The fan favorite breakaway roping features two of the top three women in the WPRA standings. Erin Johnson is highest at number one. Johnson, 42, has been a member of the WPRA since 2007 and has three world titles on her resume. She’s experienced the rapid recent growth of her event and qualified for the first National Finals Breakaway Roping (NFBR) in 2020 and again in 2021. The ranch-raised mother of two rides a horse her father trained. Martha Angelone is ranked third in the world standings, about $9,000 behind Johnson. The Virginia native knew she needed to move to Texas if she wanted to become a world-class roper and she accomplished that goal. She finished as the reserve world champion in 2020 after winning the average at the inaugural NFBR and finished fifth last season. Emma Charleston won her quarter-final with a time of 3.1 seconds, just one-tenth of a second off the arena record. She’s a two-event cowgirl who is currently ranked 12 in the barrel racing world standings.

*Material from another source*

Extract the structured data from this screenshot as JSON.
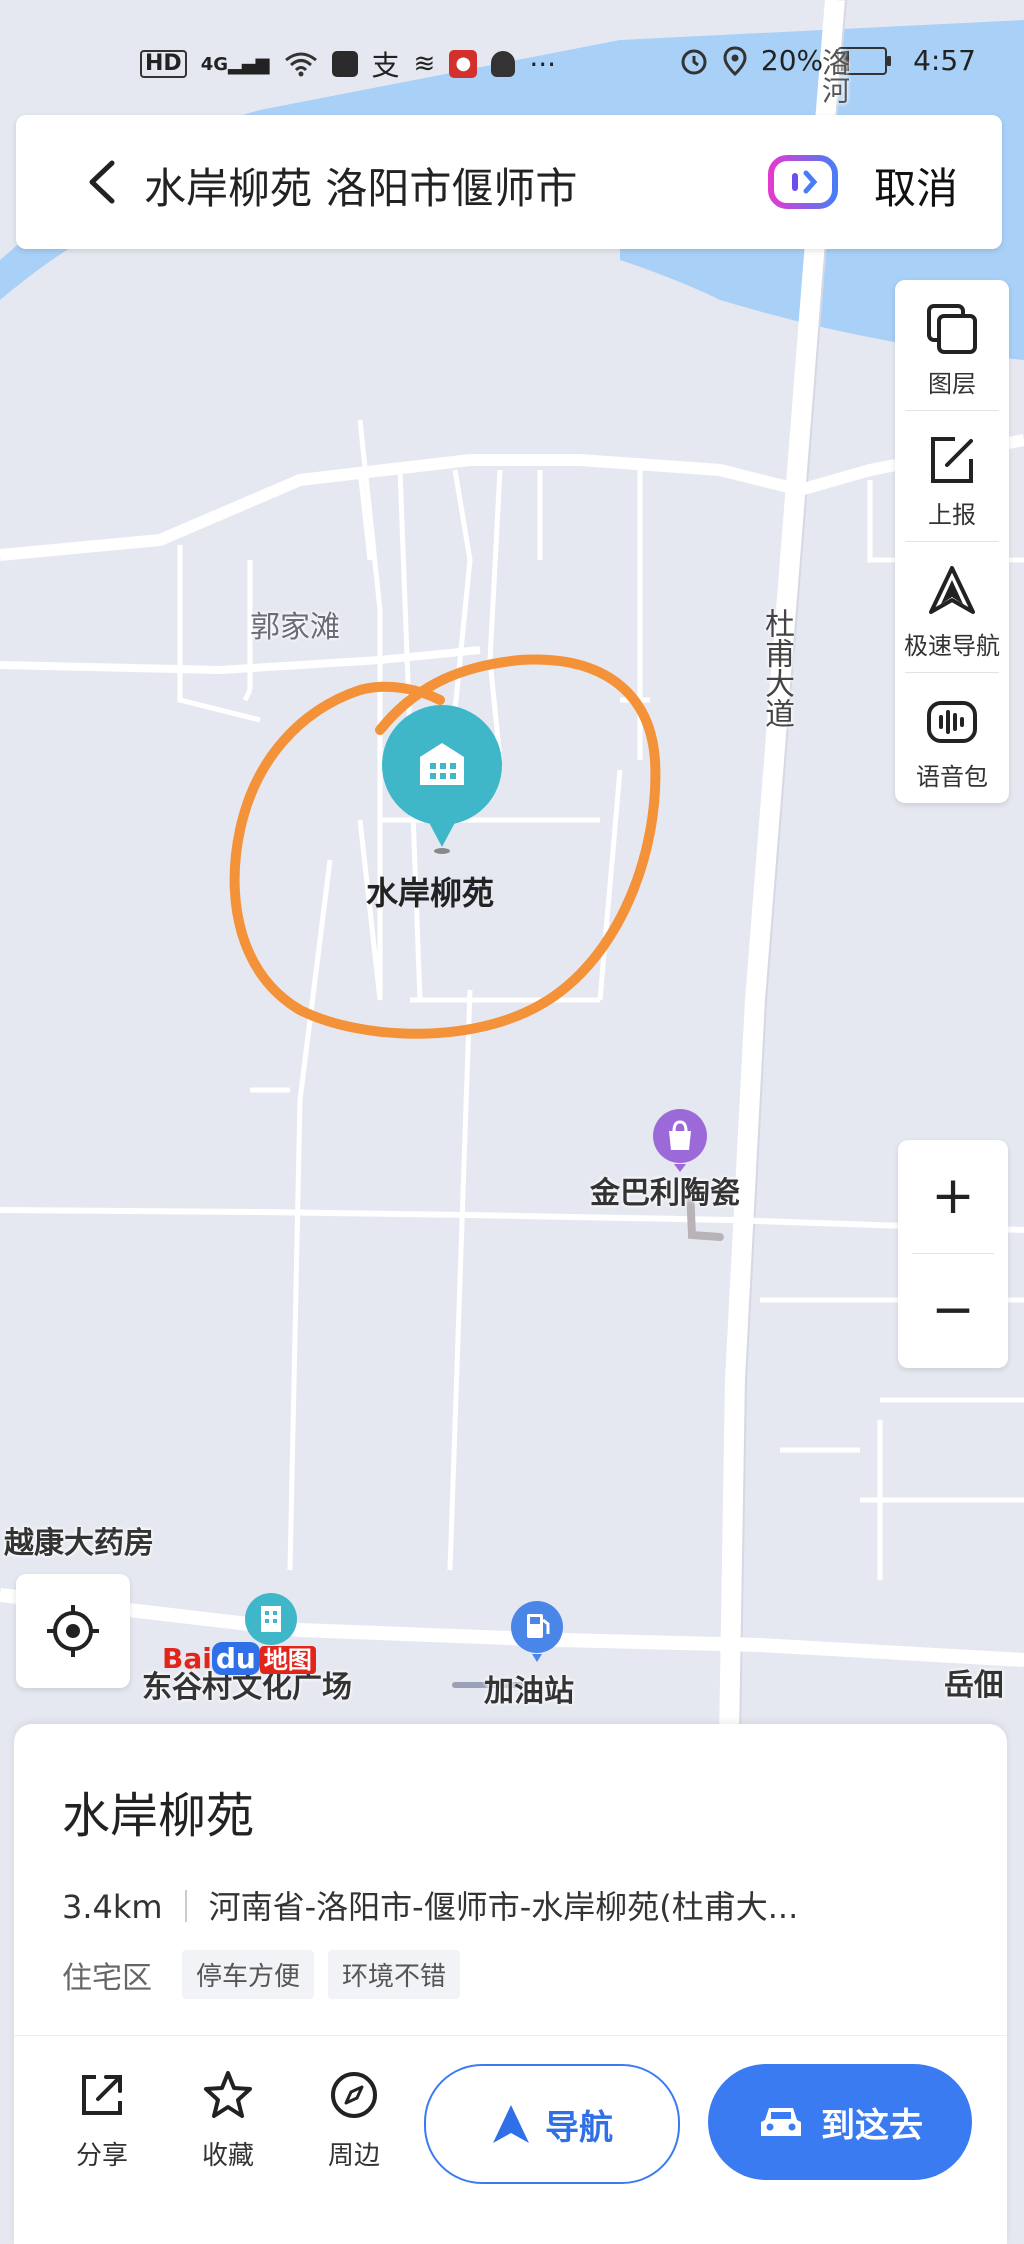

Andrea Busby may call Brock, Texas, home now, but her Wyoming roots are as deep as Cheyenne Frontier Days. She grew up near Lusk on a ranch that her family began in 1910. Busby had one of the fastest times of the quarterfinal competition. Two of today’s barrel racers have qualified for the WNFR and are poised to do so again. Cheyenne Wimberly has five NFR qualifications. Her first two came in 1997-1998. She took a break from professional rodeo for two decades, next making the field in Las Vegas in 2019. This season she’s ranked 9th. Jimmie Smith-Tew of McDade, Texas, just got married in May. She is ranked 15th in the standings and every penny she wins here can help her return to the NFR after missing last year. Sarah Rose Waguespack is another former NFR barrel racer. She made a big splash a few years ago as Sarah Rose McDonald riding a roan mare called Bling. She married world champion steer wrestler Tyler Waguespack and is back barrel racing at the highest level on a grandson of Bling.